WHAT TO PRODUCE:
Could you retype the whole listing, word for word?

SOURCE MATERIAL:
§
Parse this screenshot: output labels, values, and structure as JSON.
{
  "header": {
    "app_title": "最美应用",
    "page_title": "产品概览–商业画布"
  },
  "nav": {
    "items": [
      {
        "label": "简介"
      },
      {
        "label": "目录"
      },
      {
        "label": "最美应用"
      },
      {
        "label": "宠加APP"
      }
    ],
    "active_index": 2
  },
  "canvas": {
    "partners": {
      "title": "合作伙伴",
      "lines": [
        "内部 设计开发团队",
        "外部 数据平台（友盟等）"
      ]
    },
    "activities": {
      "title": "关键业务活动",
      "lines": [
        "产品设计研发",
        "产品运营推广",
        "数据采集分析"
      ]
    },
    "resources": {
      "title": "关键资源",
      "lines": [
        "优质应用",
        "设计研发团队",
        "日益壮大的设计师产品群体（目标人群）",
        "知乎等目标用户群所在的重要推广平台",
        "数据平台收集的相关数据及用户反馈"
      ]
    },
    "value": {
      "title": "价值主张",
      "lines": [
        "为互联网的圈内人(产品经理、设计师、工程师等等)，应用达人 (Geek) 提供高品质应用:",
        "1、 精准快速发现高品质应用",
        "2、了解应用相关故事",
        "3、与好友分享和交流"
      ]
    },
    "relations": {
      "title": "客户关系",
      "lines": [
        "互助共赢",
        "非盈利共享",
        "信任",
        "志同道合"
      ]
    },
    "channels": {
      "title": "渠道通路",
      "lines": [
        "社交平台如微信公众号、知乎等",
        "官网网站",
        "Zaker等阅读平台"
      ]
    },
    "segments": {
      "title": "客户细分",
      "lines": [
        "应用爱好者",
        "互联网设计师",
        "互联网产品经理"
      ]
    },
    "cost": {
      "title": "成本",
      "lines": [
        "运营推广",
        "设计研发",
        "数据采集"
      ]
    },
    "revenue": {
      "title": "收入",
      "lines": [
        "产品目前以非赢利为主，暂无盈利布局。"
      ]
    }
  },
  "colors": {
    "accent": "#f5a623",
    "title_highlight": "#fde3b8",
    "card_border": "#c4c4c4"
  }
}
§
TASK OUTPUT:
Parse this screenshot: output labels, values, and structure as JSON.
{
  "header": {
    "app_title": "最美应用",
    "page_title": "产品概览–商业画布"
  },
  "nav": {
    "items": [
      {
        "label": "简介"
      },
      {
        "label": "目录"
      },
      {
        "label": "最美应用"
      },
      {
        "label": "宠加APP"
      }
    ],
    "active_index": 2
  },
  "canvas": {
    "partners": {
      "title": "合作伙伴",
      "lines": [
        "内部 设计开发团队",
        "外部 数据平台（友盟等）"
      ]
    },
    "activities": {
      "title": "关键业务活动",
      "lines": [
        "产品设计研发",
        "产品运营推广",
        "数据采集分析"
      ]
    },
    "resources": {
      "title": "关键资源",
      "lines": [
        "优质应用",
        "设计研发团队",
        "日益壮大的设计师产品群体（目标人群）",
        "知乎等目标用户群所在的重要推广平台",
        "数据平台收集的相关数据及用户反馈"
      ]
    },
    "value": {
      "title": "价值主张",
      "lines": [
        "为互联网的圈内人(产品经理、设计师、工程师等等)，应用达人 (Geek) 提供高品质应用:",
        "1、 精准快速发现高品质应用",
        "2、了解应用相关故事",
        "3、与好友分享和交流"
      ]
    },
    "relations": {
      "title": "客户关系",
      "lines": [
        "互助共赢",
        "非盈利共享",
        "信任",
        "志同道合"
      ]
    },
    "channels": {
      "title": "渠道通路",
      "lines": [
        "社交平台如微信公众号、知乎等",
        "官网网站",
        "Zaker等阅读平台"
      ]
    },
    "segments": {
      "title": "客户细分",
      "lines": [
        "应用爱好者",
        "互联网设计师",
        "互联网产品经理"
      ]
    },
    "cost": {
      "title": "成本",
      "lines": [
        "运营推广",
        "设计研发",
        "数据采集"
      ]
    },
    "revenue": {
      "title": "收入",
      "lines": [
        "产品目前以非赢利为主，暂无盈利布局。"
      ]
    }
  },
  "colors": {
    "accent": "#f5a623",
    "title_highlight": "#fde3b8",
    "card_border": "#c4c4c4"
  }
}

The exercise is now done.